WHAT IS EXPECTED - Each entry needs to be given again, character for character.

INFORMATION GIVEN -
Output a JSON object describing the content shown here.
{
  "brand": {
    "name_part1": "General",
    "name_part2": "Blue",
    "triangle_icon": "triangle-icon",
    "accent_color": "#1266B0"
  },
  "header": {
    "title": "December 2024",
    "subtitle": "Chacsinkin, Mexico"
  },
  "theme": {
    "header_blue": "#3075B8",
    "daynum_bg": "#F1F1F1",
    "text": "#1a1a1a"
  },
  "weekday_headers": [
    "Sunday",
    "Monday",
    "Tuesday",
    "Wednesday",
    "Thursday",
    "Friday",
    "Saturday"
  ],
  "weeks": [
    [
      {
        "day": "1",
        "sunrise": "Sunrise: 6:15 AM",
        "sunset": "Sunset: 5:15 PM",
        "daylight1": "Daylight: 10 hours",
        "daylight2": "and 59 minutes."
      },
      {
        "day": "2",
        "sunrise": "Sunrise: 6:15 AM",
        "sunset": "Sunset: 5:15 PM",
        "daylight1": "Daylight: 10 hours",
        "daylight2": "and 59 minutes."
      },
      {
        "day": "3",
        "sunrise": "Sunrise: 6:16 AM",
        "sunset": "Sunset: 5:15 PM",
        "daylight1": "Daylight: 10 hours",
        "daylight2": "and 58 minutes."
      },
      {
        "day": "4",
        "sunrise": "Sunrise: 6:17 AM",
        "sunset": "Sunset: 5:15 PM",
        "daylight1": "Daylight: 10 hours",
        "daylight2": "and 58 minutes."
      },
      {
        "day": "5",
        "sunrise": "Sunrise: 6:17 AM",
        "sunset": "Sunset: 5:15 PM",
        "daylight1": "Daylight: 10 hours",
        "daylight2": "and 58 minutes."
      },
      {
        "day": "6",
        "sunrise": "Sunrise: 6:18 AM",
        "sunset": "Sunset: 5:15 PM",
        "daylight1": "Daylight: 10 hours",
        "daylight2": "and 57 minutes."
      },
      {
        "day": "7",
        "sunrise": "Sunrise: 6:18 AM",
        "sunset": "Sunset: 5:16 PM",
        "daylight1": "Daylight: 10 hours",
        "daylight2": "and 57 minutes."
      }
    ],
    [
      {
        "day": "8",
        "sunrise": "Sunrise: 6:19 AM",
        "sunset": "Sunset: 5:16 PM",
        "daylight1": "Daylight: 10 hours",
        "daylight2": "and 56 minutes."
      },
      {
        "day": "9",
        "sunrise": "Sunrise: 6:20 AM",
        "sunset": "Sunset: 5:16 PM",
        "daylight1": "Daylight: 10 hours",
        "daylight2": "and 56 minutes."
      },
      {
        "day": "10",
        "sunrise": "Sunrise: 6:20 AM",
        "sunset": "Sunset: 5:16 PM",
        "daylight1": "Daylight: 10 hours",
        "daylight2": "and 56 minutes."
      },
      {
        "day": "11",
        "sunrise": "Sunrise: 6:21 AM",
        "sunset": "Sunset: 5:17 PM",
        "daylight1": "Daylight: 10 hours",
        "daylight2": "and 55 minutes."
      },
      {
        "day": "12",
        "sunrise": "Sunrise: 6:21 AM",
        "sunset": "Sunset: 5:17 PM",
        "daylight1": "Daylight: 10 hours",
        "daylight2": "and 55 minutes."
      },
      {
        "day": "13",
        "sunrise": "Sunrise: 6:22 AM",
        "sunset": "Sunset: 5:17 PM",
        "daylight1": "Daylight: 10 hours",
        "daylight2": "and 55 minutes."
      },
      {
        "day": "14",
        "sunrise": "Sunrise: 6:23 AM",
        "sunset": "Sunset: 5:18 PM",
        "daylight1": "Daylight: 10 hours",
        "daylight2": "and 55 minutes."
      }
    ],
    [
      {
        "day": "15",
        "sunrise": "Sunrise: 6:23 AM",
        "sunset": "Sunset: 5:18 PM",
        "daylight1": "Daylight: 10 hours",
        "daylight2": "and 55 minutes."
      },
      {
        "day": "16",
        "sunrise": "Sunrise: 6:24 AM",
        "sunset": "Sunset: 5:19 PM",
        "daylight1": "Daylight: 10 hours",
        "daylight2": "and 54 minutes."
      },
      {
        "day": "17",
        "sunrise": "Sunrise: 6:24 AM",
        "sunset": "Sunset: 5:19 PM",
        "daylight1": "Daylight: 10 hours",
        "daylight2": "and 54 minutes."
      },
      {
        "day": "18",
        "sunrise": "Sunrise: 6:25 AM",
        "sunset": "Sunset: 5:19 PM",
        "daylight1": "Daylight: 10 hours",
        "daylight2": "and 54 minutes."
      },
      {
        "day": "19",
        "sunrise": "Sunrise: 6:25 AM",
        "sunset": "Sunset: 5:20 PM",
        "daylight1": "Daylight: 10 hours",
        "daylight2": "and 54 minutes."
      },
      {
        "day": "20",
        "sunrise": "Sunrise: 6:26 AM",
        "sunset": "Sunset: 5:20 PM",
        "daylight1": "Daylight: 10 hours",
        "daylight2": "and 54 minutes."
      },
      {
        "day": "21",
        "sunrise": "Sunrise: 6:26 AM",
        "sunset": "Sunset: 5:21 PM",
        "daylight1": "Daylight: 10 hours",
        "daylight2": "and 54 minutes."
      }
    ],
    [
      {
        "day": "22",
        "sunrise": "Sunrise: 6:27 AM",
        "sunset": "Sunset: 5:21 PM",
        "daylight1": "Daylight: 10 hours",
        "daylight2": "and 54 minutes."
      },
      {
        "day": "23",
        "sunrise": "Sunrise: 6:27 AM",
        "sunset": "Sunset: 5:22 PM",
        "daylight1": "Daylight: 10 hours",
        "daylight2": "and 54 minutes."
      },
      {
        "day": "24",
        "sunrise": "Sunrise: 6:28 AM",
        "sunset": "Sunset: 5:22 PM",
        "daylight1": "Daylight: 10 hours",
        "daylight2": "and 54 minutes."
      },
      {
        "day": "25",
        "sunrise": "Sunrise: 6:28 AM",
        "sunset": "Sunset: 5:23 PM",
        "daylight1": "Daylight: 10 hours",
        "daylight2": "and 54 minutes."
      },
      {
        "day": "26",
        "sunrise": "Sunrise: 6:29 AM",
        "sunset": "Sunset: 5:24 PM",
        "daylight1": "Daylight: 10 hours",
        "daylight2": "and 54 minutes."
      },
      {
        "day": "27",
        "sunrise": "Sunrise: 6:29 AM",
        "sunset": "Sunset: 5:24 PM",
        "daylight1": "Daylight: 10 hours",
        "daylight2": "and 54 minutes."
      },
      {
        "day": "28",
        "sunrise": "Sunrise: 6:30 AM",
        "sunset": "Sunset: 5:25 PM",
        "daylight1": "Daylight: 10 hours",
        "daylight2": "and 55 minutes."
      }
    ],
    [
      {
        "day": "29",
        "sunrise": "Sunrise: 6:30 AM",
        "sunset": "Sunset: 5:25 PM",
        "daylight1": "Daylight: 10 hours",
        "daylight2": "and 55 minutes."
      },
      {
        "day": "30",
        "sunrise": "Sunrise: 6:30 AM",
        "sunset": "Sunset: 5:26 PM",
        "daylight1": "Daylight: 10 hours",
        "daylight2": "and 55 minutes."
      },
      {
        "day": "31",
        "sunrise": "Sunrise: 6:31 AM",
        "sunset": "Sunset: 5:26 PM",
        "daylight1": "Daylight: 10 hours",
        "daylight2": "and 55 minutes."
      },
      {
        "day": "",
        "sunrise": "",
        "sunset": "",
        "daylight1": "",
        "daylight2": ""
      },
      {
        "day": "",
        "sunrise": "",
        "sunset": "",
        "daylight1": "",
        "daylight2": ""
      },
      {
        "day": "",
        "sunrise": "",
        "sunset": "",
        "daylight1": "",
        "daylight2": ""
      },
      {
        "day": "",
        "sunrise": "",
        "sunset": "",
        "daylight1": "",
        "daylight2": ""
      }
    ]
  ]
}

TASK RESPONSE -
Output a JSON object describing the content shown here.
{
  "brand": {
    "name_part1": "General",
    "name_part2": "Blue",
    "triangle_icon": "triangle-icon",
    "accent_color": "#1266B0"
  },
  "header": {
    "title": "December 2024",
    "subtitle": "Chacsinkin, Mexico"
  },
  "theme": {
    "header_blue": "#3075B8",
    "daynum_bg": "#F1F1F1",
    "text": "#1a1a1a"
  },
  "weekday_headers": [
    "Sunday",
    "Monday",
    "Tuesday",
    "Wednesday",
    "Thursday",
    "Friday",
    "Saturday"
  ],
  "weeks": [
    [
      {
        "day": "1",
        "sunrise": "Sunrise: 6:15 AM",
        "sunset": "Sunset: 5:15 PM",
        "daylight1": "Daylight: 10 hours",
        "daylight2": "and 59 minutes."
      },
      {
        "day": "2",
        "sunrise": "Sunrise: 6:15 AM",
        "sunset": "Sunset: 5:15 PM",
        "daylight1": "Daylight: 10 hours",
        "daylight2": "and 59 minutes."
      },
      {
        "day": "3",
        "sunrise": "Sunrise: 6:16 AM",
        "sunset": "Sunset: 5:15 PM",
        "daylight1": "Daylight: 10 hours",
        "daylight2": "and 58 minutes."
      },
      {
        "day": "4",
        "sunrise": "Sunrise: 6:17 AM",
        "sunset": "Sunset: 5:15 PM",
        "daylight1": "Daylight: 10 hours",
        "daylight2": "and 58 minutes."
      },
      {
        "day": "5",
        "sunrise": "Sunrise: 6:17 AM",
        "sunset": "Sunset: 5:15 PM",
        "daylight1": "Daylight: 10 hours",
        "daylight2": "and 58 minutes."
      },
      {
        "day": "6",
        "sunrise": "Sunrise: 6:18 AM",
        "sunset": "Sunset: 5:15 PM",
        "daylight1": "Daylight: 10 hours",
        "daylight2": "and 57 minutes."
      },
      {
        "day": "7",
        "sunrise": "Sunrise: 6:18 AM",
        "sunset": "Sunset: 5:16 PM",
        "daylight1": "Daylight: 10 hours",
        "daylight2": "and 57 minutes."
      }
    ],
    [
      {
        "day": "8",
        "sunrise": "Sunrise: 6:19 AM",
        "sunset": "Sunset: 5:16 PM",
        "daylight1": "Daylight: 10 hours",
        "daylight2": "and 56 minutes."
      },
      {
        "day": "9",
        "sunrise": "Sunrise: 6:20 AM",
        "sunset": "Sunset: 5:16 PM",
        "daylight1": "Daylight: 10 hours",
        "daylight2": "and 56 minutes."
      },
      {
        "day": "10",
        "sunrise": "Sunrise: 6:20 AM",
        "sunset": "Sunset: 5:16 PM",
        "daylight1": "Daylight: 10 hours",
        "daylight2": "and 56 minutes."
      },
      {
        "day": "11",
        "sunrise": "Sunrise: 6:21 AM",
        "sunset": "Sunset: 5:17 PM",
        "daylight1": "Daylight: 10 hours",
        "daylight2": "and 55 minutes."
      },
      {
        "day": "12",
        "sunrise": "Sunrise: 6:21 AM",
        "sunset": "Sunset: 5:17 PM",
        "daylight1": "Daylight: 10 hours",
        "daylight2": "and 55 minutes."
      },
      {
        "day": "13",
        "sunrise": "Sunrise: 6:22 AM",
        "sunset": "Sunset: 5:17 PM",
        "daylight1": "Daylight: 10 hours",
        "daylight2": "and 55 minutes."
      },
      {
        "day": "14",
        "sunrise": "Sunrise: 6:23 AM",
        "sunset": "Sunset: 5:18 PM",
        "daylight1": "Daylight: 10 hours",
        "daylight2": "and 55 minutes."
      }
    ],
    [
      {
        "day": "15",
        "sunrise": "Sunrise: 6:23 AM",
        "sunset": "Sunset: 5:18 PM",
        "daylight1": "Daylight: 10 hours",
        "daylight2": "and 55 minutes."
      },
      {
        "day": "16",
        "sunrise": "Sunrise: 6:24 AM",
        "sunset": "Sunset: 5:19 PM",
        "daylight1": "Daylight: 10 hours",
        "daylight2": "and 54 minutes."
      },
      {
        "day": "17",
        "sunrise": "Sunrise: 6:24 AM",
        "sunset": "Sunset: 5:19 PM",
        "daylight1": "Daylight: 10 hours",
        "daylight2": "and 54 minutes."
      },
      {
        "day": "18",
        "sunrise": "Sunrise: 6:25 AM",
        "sunset": "Sunset: 5:19 PM",
        "daylight1": "Daylight: 10 hours",
        "daylight2": "and 54 minutes."
      },
      {
        "day": "19",
        "sunrise": "Sunrise: 6:25 AM",
        "sunset": "Sunset: 5:20 PM",
        "daylight1": "Daylight: 10 hours",
        "daylight2": "and 54 minutes."
      },
      {
        "day": "20",
        "sunrise": "Sunrise: 6:26 AM",
        "sunset": "Sunset: 5:20 PM",
        "daylight1": "Daylight: 10 hours",
        "daylight2": "and 54 minutes."
      },
      {
        "day": "21",
        "sunrise": "Sunrise: 6:26 AM",
        "sunset": "Sunset: 5:21 PM",
        "daylight1": "Daylight: 10 hours",
        "daylight2": "and 54 minutes."
      }
    ],
    [
      {
        "day": "22",
        "sunrise": "Sunrise: 6:27 AM",
        "sunset": "Sunset: 5:21 PM",
        "daylight1": "Daylight: 10 hours",
        "daylight2": "and 54 minutes."
      },
      {
        "day": "23",
        "sunrise": "Sunrise: 6:27 AM",
        "sunset": "Sunset: 5:22 PM",
        "daylight1": "Daylight: 10 hours",
        "daylight2": "and 54 minutes."
      },
      {
        "day": "24",
        "sunrise": "Sunrise: 6:28 AM",
        "sunset": "Sunset: 5:22 PM",
        "daylight1": "Daylight: 10 hours",
        "daylight2": "and 54 minutes."
      },
      {
        "day": "25",
        "sunrise": "Sunrise: 6:28 AM",
        "sunset": "Sunset: 5:23 PM",
        "daylight1": "Daylight: 10 hours",
        "daylight2": "and 54 minutes."
      },
      {
        "day": "26",
        "sunrise": "Sunrise: 6:29 AM",
        "sunset": "Sunset: 5:24 PM",
        "daylight1": "Daylight: 10 hours",
        "daylight2": "and 54 minutes."
      },
      {
        "day": "27",
        "sunrise": "Sunrise: 6:29 AM",
        "sunset": "Sunset: 5:24 PM",
        "daylight1": "Daylight: 10 hours",
        "daylight2": "and 54 minutes."
      },
      {
        "day": "28",
        "sunrise": "Sunrise: 6:30 AM",
        "sunset": "Sunset: 5:25 PM",
        "daylight1": "Daylight: 10 hours",
        "daylight2": "and 55 minutes."
      }
    ],
    [
      {
        "day": "29",
        "sunrise": "Sunrise: 6:30 AM",
        "sunset": "Sunset: 5:25 PM",
        "daylight1": "Daylight: 10 hours",
        "daylight2": "and 55 minutes."
      },
      {
        "day": "30",
        "sunrise": "Sunrise: 6:30 AM",
        "sunset": "Sunset: 5:26 PM",
        "daylight1": "Daylight: 10 hours",
        "daylight2": "and 55 minutes."
      },
      {
        "day": "31",
        "sunrise": "Sunrise: 6:31 AM",
        "sunset": "Sunset: 5:26 PM",
        "daylight1": "Daylight: 10 hours",
        "daylight2": "and 55 minutes."
      },
      {
        "day": "",
        "sunrise": "",
        "sunset": "",
        "daylight1": "",
        "daylight2": ""
      },
      {
        "day": "",
        "sunrise": "",
        "sunset": "",
        "daylight1": "",
        "daylight2": ""
      },
      {
        "day": "",
        "sunrise": "",
        "sunset": "",
        "daylight1": "",
        "daylight2": ""
      },
      {
        "day": "",
        "sunrise": "",
        "sunset": "",
        "daylight1": "",
        "daylight2": ""
      }
    ]
  ]
}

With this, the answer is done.